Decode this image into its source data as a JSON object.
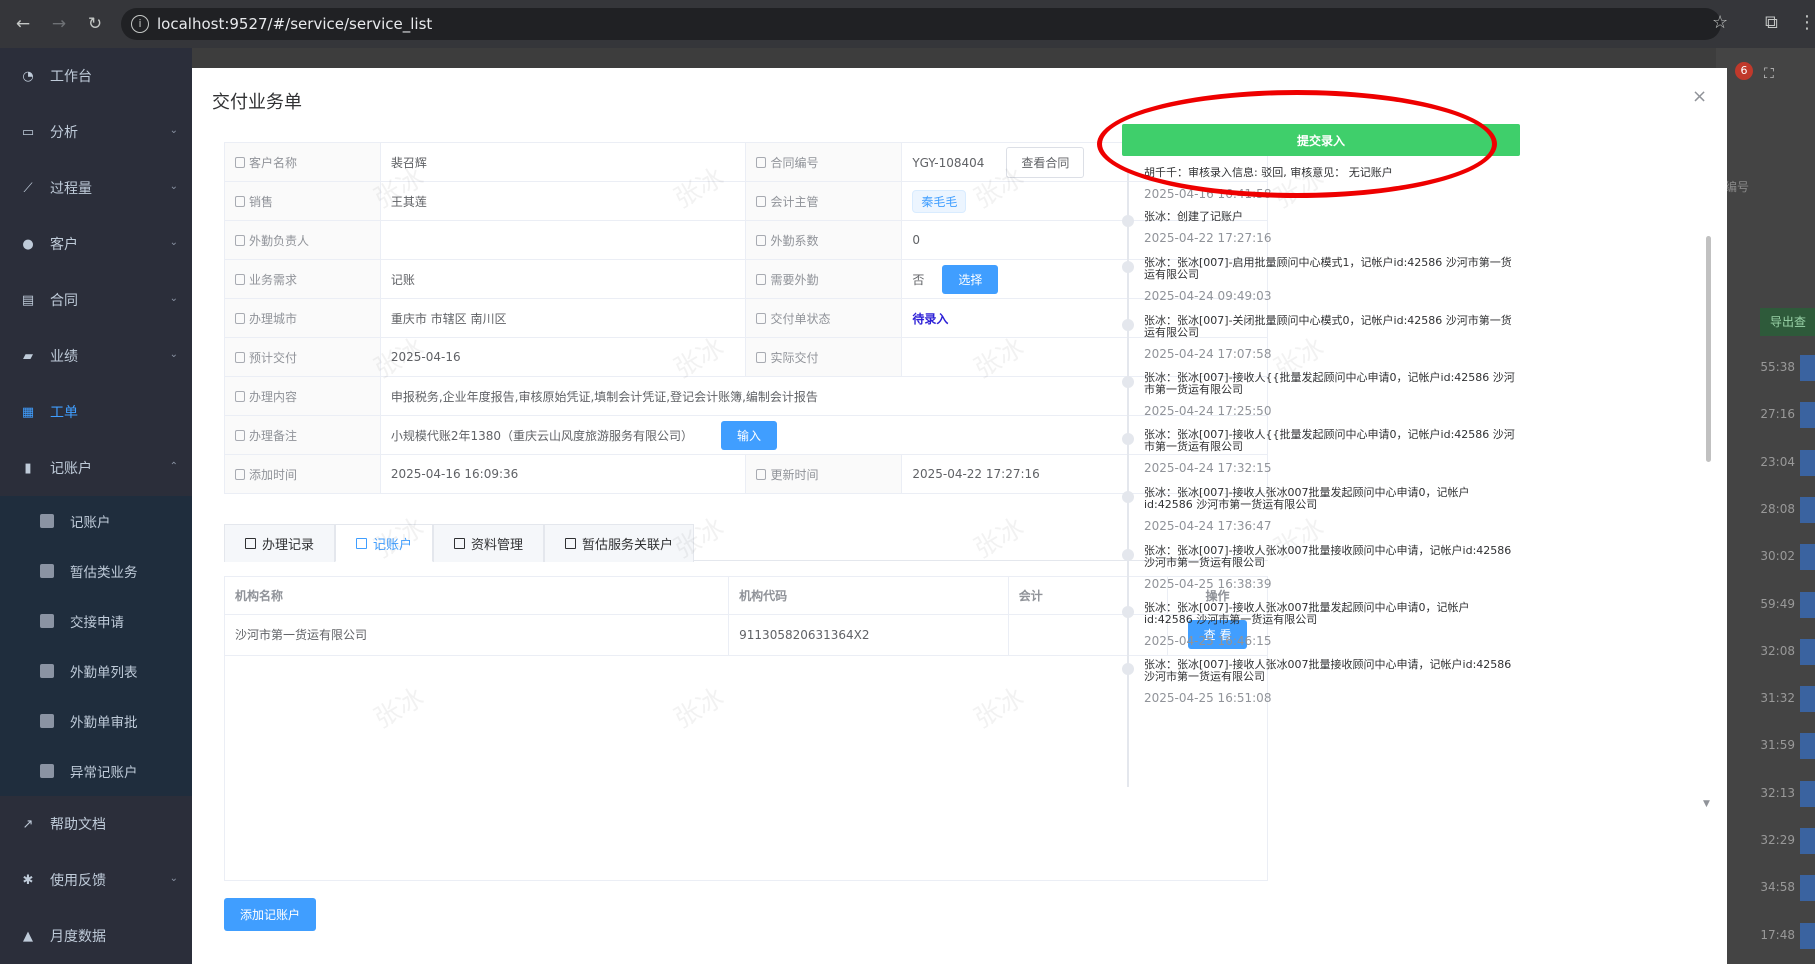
{
  "browser": {
    "url": "localhost:9527/#/service/service_list"
  },
  "sidebar": {
    "items": [
      {
        "label": "工作台",
        "icon": "dashboard-icon"
      },
      {
        "label": "分析",
        "icon": "monitor-icon",
        "has_arrow": true
      },
      {
        "label": "过程量",
        "icon": "chart-icon",
        "has_arrow": true
      },
      {
        "label": "客户",
        "icon": "user-icon",
        "has_arrow": true
      },
      {
        "label": "合同",
        "icon": "document-icon",
        "has_arrow": true
      },
      {
        "label": "业绩",
        "icon": "briefcase-icon",
        "has_arrow": true
      },
      {
        "label": "工单",
        "icon": "clipboard-icon",
        "active": true
      },
      {
        "label": "记账户",
        "icon": "book-icon",
        "expanded": true
      }
    ],
    "sub_items": [
      "记账户",
      "暂估类业务",
      "交接申请",
      "外勤单列表",
      "外勤单审批",
      "异常记账户"
    ],
    "bottom_items": [
      {
        "label": "帮助文档",
        "icon": "external-link-icon"
      },
      {
        "label": "使用反馈",
        "icon": "bug-icon",
        "has_arrow": true
      },
      {
        "label": "月度数据",
        "icon": "bar-chart-icon"
      }
    ]
  },
  "background": {
    "badge": "6",
    "export_button": "导出查",
    "times": [
      "55:38",
      "27:16",
      "23:04",
      "28:08",
      "30:02",
      "59:49",
      "32:08",
      "31:32",
      "31:59",
      "32:13",
      "32:29",
      "34:58",
      "17:48"
    ],
    "header_text": "编号"
  },
  "dialog": {
    "title": "交付业务单",
    "rows": [
      {
        "l1": "客户名称",
        "v1": "裴召辉",
        "l2": "合同编号",
        "v2": "YGY-108404",
        "btn2": "查看合同"
      },
      {
        "l1": "销售",
        "v1": "王其莲",
        "l2": "会计主管",
        "tag2": "秦毛毛"
      },
      {
        "l1": "外勤负责人",
        "v1": "",
        "l2": "外勤系数",
        "v2": "0"
      },
      {
        "l1": "业务需求",
        "v1": "记账",
        "l2": "需要外勤",
        "v2": "否",
        "btn2": "选择"
      },
      {
        "l1": "办理城市",
        "v1": "重庆市 市辖区 南川区",
        "l2": "交付单状态",
        "status2": "待录入"
      },
      {
        "l1": "预计交付",
        "v1": "2025-04-16",
        "l2": "实际交付",
        "v2": ""
      },
      {
        "l1": "办理内容",
        "v1": "申报税务,企业年度报告,审核原始凭证,填制会计凭证,登记会计账簿,编制会计报告"
      },
      {
        "l1": "办理备注",
        "v1": "小规模代账2年1380（重庆云山风度旅游服务有限公司）",
        "btn1": "输入"
      },
      {
        "l1": "添加时间",
        "v1": "2025-04-16 16:09:36",
        "l2": "更新时间",
        "v2": "2025-04-22 17:27:16"
      }
    ],
    "tabs": [
      "办理记录",
      "记账户",
      "资料管理",
      "暂估服务关联户"
    ],
    "active_tab": 1,
    "table": {
      "headers": [
        "机构名称",
        "机构代码",
        "会计",
        "操作"
      ],
      "rows": [
        {
          "name": "沙河市第一货运有限公司",
          "code": "911305820631364X2",
          "accountant": "",
          "action": "查 看"
        }
      ]
    },
    "add_button": "添加记账户",
    "watermark": "张冰"
  },
  "timeline": {
    "submit_button": "提交录入",
    "entries": [
      {
        "text": "胡千千：审核录入信息: 驳回, 审核意见： 无记账户",
        "time": "2025-04-16 16:41:58"
      },
      {
        "text": "张冰：创建了记账户",
        "time": "2025-04-22 17:27:16"
      },
      {
        "text": "张冰：张冰[007]-启用批量顾问中心模式1，记帐户id:42586 沙河市第一货运有限公司",
        "time": "2025-04-24 09:49:03"
      },
      {
        "text": "张冰：张冰[007]-关闭批量顾问中心模式0，记帐户id:42586 沙河市第一货运有限公司",
        "time": "2025-04-24 17:07:58"
      },
      {
        "text": "张冰：张冰[007]-接收人{{批量发起顾问中心申请0，记帐户id:42586 沙河市第一货运有限公司",
        "time": "2025-04-24 17:25:50"
      },
      {
        "text": "张冰：张冰[007]-接收人{{批量发起顾问中心申请0，记帐户id:42586 沙河市第一货运有限公司",
        "time": "2025-04-24 17:32:15"
      },
      {
        "text": "张冰：张冰[007]-接收人张冰007批量发起顾问中心申请0，记帐户id:42586 沙河市第一货运有限公司",
        "time": "2025-04-24 17:36:47"
      },
      {
        "text": "张冰：张冰[007]-接收人张冰007批量接收顾问中心申请，记帐户id:42586 沙河市第一货运有限公司",
        "time": "2025-04-25 16:38:39"
      },
      {
        "text": "张冰：张冰[007]-接收人张冰007批量发起顾问中心申请0，记帐户id:42586 沙河市第一货运有限公司",
        "time": "2025-04-25 16:46:15"
      },
      {
        "text": "张冰：张冰[007]-接收人张冰007批量接收顾问中心申请，记帐户id:42586 沙河市第一货运有限公司",
        "time": "2025-04-25 16:51:08"
      }
    ]
  },
  "colors": {
    "sidebar_bg": "#2b2e3a",
    "primary": "#409eff",
    "submit_green": "#3fcf6b",
    "highlight_red": "#ee0000"
  }
}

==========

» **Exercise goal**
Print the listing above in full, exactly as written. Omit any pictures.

» **Exercise result**
Decode this image into its source data as a JSON object.
{
  "browser": {
    "url": "localhost:9527/#/service/service_list"
  },
  "sidebar": {
    "items": [
      {
        "label": "工作台",
        "icon": "dashboard-icon"
      },
      {
        "label": "分析",
        "icon": "monitor-icon",
        "has_arrow": true
      },
      {
        "label": "过程量",
        "icon": "chart-icon",
        "has_arrow": true
      },
      {
        "label": "客户",
        "icon": "user-icon",
        "has_arrow": true
      },
      {
        "label": "合同",
        "icon": "document-icon",
        "has_arrow": true
      },
      {
        "label": "业绩",
        "icon": "briefcase-icon",
        "has_arrow": true
      },
      {
        "label": "工单",
        "icon": "clipboard-icon",
        "active": true
      },
      {
        "label": "记账户",
        "icon": "book-icon",
        "expanded": true
      }
    ],
    "sub_items": [
      "记账户",
      "暂估类业务",
      "交接申请",
      "外勤单列表",
      "外勤单审批",
      "异常记账户"
    ],
    "bottom_items": [
      {
        "label": "帮助文档",
        "icon": "external-link-icon"
      },
      {
        "label": "使用反馈",
        "icon": "bug-icon",
        "has_arrow": true
      },
      {
        "label": "月度数据",
        "icon": "bar-chart-icon"
      }
    ]
  },
  "background": {
    "badge": "6",
    "export_button": "导出查",
    "times": [
      "55:38",
      "27:16",
      "23:04",
      "28:08",
      "30:02",
      "59:49",
      "32:08",
      "31:32",
      "31:59",
      "32:13",
      "32:29",
      "34:58",
      "17:48"
    ],
    "header_text": "编号"
  },
  "dialog": {
    "title": "交付业务单",
    "rows": [
      {
        "l1": "客户名称",
        "v1": "裴召辉",
        "l2": "合同编号",
        "v2": "YGY-108404",
        "btn2": "查看合同"
      },
      {
        "l1": "销售",
        "v1": "王其莲",
        "l2": "会计主管",
        "tag2": "秦毛毛"
      },
      {
        "l1": "外勤负责人",
        "v1": "",
        "l2": "外勤系数",
        "v2": "0"
      },
      {
        "l1": "业务需求",
        "v1": "记账",
        "l2": "需要外勤",
        "v2": "否",
        "btn2": "选择"
      },
      {
        "l1": "办理城市",
        "v1": "重庆市 市辖区 南川区",
        "l2": "交付单状态",
        "status2": "待录入"
      },
      {
        "l1": "预计交付",
        "v1": "2025-04-16",
        "l2": "实际交付",
        "v2": ""
      },
      {
        "l1": "办理内容",
        "v1": "申报税务,企业年度报告,审核原始凭证,填制会计凭证,登记会计账簿,编制会计报告"
      },
      {
        "l1": "办理备注",
        "v1": "小规模代账2年1380（重庆云山风度旅游服务有限公司）",
        "btn1": "输入"
      },
      {
        "l1": "添加时间",
        "v1": "2025-04-16 16:09:36",
        "l2": "更新时间",
        "v2": "2025-04-22 17:27:16"
      }
    ],
    "tabs": [
      "办理记录",
      "记账户",
      "资料管理",
      "暂估服务关联户"
    ],
    "active_tab": 1,
    "table": {
      "headers": [
        "机构名称",
        "机构代码",
        "会计",
        "操作"
      ],
      "rows": [
        {
          "name": "沙河市第一货运有限公司",
          "code": "911305820631364X2",
          "accountant": "",
          "action": "查 看"
        }
      ]
    },
    "add_button": "添加记账户",
    "watermark": "张冰"
  },
  "timeline": {
    "submit_button": "提交录入",
    "entries": [
      {
        "text": "胡千千：审核录入信息: 驳回, 审核意见： 无记账户",
        "time": "2025-04-16 16:41:58"
      },
      {
        "text": "张冰：创建了记账户",
        "time": "2025-04-22 17:27:16"
      },
      {
        "text": "张冰：张冰[007]-启用批量顾问中心模式1，记帐户id:42586 沙河市第一货运有限公司",
        "time": "2025-04-24 09:49:03"
      },
      {
        "text": "张冰：张冰[007]-关闭批量顾问中心模式0，记帐户id:42586 沙河市第一货运有限公司",
        "time": "2025-04-24 17:07:58"
      },
      {
        "text": "张冰：张冰[007]-接收人{{批量发起顾问中心申请0，记帐户id:42586 沙河市第一货运有限公司",
        "time": "2025-04-24 17:25:50"
      },
      {
        "text": "张冰：张冰[007]-接收人{{批量发起顾问中心申请0，记帐户id:42586 沙河市第一货运有限公司",
        "time": "2025-04-24 17:32:15"
      },
      {
        "text": "张冰：张冰[007]-接收人张冰007批量发起顾问中心申请0，记帐户id:42586 沙河市第一货运有限公司",
        "time": "2025-04-24 17:36:47"
      },
      {
        "text": "张冰：张冰[007]-接收人张冰007批量接收顾问中心申请，记帐户id:42586 沙河市第一货运有限公司",
        "time": "2025-04-25 16:38:39"
      },
      {
        "text": "张冰：张冰[007]-接收人张冰007批量发起顾问中心申请0，记帐户id:42586 沙河市第一货运有限公司",
        "time": "2025-04-25 16:46:15"
      },
      {
        "text": "张冰：张冰[007]-接收人张冰007批量接收顾问中心申请，记帐户id:42586 沙河市第一货运有限公司",
        "time": "2025-04-25 16:51:08"
      }
    ]
  },
  "colors": {
    "sidebar_bg": "#2b2e3a",
    "primary": "#409eff",
    "submit_green": "#3fcf6b",
    "highlight_red": "#ee0000"
  }
}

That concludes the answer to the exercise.